Ashley Lyons, Tim Wardell, Joseph Althouse and Jude Gibson in Angels In America

So for me, knowing Dino’s approach was about the immediacy and closeness of the performers, meant I approached the photography in the same way. Yes, there would still be images for the designers’ portfolios, of course - but he’s right, the play overall is in a lot of ways a chamber piece.

In the publicity images, working with our  lighting designer Ben Brockman, we created what I called ‘wings of light’ - with a projector, and haze, on a darkened stage. I knew Dino wasn’t going to be making the angel’s wings physical in the production, so implying with light them meant we could capture the essence of the show without resorting to using elements from the production itself. But again, it was about closeness - keeping the image tight on the actors, while giving the wings space to fly.

In production, most scenes in Angels In America unfold between two or three people; and while sometimes that was performed across the full width of the stage, in the images I tended towards proximity - of the characters to each other, and also of myself to them. I often try to create images that show relationships on stage, while also creating depth in the image - often by moving around the theatre a lot to create the appearance of closeness between two actors, looking over one shoulder to see another’s reaction.

Here, I had the advantage of time with the performers, so I could wait for them to come to me - a bit more than I can on a 90-minute show, for example. But I also found moments where a solo image worked, to emphasise and underline the isolation those characters were experiencing, at that moment in the play.

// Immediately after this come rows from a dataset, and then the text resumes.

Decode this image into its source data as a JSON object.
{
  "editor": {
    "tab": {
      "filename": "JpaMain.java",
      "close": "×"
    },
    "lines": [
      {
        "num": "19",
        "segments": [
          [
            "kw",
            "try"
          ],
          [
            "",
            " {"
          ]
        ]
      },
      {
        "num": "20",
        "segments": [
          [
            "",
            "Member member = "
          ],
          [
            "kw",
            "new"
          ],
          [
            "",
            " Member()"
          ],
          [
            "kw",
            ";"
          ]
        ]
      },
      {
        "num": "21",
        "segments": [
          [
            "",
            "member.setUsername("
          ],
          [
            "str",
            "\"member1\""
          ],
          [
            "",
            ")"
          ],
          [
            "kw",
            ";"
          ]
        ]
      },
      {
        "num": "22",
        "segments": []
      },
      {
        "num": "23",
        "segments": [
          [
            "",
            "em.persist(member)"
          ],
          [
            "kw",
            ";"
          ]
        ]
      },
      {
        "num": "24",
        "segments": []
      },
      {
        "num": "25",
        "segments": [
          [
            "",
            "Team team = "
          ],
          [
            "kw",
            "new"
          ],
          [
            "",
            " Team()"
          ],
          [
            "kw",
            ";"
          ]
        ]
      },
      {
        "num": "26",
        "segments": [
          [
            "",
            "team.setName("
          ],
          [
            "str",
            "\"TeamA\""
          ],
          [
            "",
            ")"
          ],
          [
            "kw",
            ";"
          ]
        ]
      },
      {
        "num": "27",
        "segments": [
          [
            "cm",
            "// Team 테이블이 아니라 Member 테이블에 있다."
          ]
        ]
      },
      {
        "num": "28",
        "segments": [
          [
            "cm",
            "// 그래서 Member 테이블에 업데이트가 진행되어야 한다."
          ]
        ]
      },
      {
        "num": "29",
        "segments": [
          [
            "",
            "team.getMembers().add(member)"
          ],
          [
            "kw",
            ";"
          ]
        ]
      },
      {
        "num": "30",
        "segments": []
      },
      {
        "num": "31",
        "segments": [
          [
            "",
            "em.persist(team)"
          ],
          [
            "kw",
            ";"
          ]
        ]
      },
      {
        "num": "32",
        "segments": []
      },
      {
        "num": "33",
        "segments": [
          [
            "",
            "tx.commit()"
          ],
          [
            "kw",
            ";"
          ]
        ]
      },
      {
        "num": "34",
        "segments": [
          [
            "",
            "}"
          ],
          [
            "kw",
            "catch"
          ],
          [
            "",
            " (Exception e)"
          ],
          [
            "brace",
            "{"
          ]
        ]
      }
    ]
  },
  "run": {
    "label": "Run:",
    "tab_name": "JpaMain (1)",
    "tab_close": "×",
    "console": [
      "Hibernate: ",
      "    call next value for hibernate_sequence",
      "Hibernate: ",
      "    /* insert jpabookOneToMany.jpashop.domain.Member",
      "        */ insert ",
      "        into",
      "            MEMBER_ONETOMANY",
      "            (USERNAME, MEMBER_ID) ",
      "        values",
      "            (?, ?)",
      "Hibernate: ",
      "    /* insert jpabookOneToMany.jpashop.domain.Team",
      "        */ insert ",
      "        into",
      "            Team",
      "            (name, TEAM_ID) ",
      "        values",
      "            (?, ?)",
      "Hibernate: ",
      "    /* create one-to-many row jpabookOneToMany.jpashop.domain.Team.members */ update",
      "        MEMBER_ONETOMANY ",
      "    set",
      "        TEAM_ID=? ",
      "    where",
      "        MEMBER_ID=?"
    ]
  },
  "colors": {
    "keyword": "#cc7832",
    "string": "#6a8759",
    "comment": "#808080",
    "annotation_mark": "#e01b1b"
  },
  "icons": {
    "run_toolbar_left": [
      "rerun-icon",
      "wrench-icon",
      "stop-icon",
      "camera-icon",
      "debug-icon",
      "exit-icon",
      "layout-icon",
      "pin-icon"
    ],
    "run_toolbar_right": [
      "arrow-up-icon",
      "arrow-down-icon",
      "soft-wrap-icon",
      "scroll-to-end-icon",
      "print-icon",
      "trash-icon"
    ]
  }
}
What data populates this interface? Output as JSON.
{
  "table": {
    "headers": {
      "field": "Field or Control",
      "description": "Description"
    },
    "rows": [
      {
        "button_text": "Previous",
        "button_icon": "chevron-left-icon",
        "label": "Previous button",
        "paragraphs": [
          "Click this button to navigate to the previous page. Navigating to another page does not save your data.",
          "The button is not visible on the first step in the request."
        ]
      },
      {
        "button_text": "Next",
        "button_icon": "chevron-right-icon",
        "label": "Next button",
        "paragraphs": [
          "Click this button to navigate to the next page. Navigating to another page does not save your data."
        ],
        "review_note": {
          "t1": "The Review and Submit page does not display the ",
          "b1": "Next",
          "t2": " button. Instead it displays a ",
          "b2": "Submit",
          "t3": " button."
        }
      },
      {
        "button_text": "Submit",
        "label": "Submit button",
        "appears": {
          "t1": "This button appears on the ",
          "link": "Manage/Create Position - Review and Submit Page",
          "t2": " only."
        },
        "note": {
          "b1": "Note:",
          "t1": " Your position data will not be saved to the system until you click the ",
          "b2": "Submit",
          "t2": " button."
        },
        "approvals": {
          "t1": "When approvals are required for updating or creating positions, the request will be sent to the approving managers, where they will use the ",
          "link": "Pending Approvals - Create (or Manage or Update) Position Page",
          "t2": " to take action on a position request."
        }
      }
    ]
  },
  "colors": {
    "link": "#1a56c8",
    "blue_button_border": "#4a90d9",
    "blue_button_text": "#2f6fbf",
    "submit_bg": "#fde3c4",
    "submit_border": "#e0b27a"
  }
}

In the event - and putting photography aside - the show was extraordinary; and also the fastest-selling production in the company’s history.

The reviewers got it, too -

★★★★ “This production reminds us that Angels doesn’t need fly towers or even a pair of wings to soar…” - Audrey Journal

★★★★ “This production isn’t above us, but of us – we are close enough to the work again to see our own reflection in it. It could crack you open…” - Time Out Sydney

★★★★ “Director Dino Dimitriadis' attention to detail helps this ambitious project soar… The world has turned since the play made its debut. But the questions the old Bolshevik poses are increasingly pressing: Are we doomed? Can we change in time?” - Sydney Morning Herald

“This transcendental drama is communicated through director Dino Dimitriadis’ pursuit of the sublime. The aesthetic world that he manufactures as vehicle for Kushner’s words, is heavy yet delicate, a sentimental embrace of past sacrifices, and a benediction that regards our future, as LGBTQI communities, with caution…” - Suzy Goes See

Only a few performances remain, and even fewer have tickets available. Catch it while you can - miss it at your peril.

Angels In America continues at the Old Fitz Theatre until 16 March 2019.

Joseph Althouse, Catherine Davies, Maggie Dence, Ben Gerrard, Judith Gibson, Ashley Lyons, Gus Murray, Tim Wardell

Written by Tony Kushner
Directed by Dino Dimitriadis
Associate Producer Jens Radda
Set Designer Jeremy Allen
Costume Designer Maya Keys
Lighting Designer Benjamin Brockman
Composer and Sound Designer Ben Pierpoint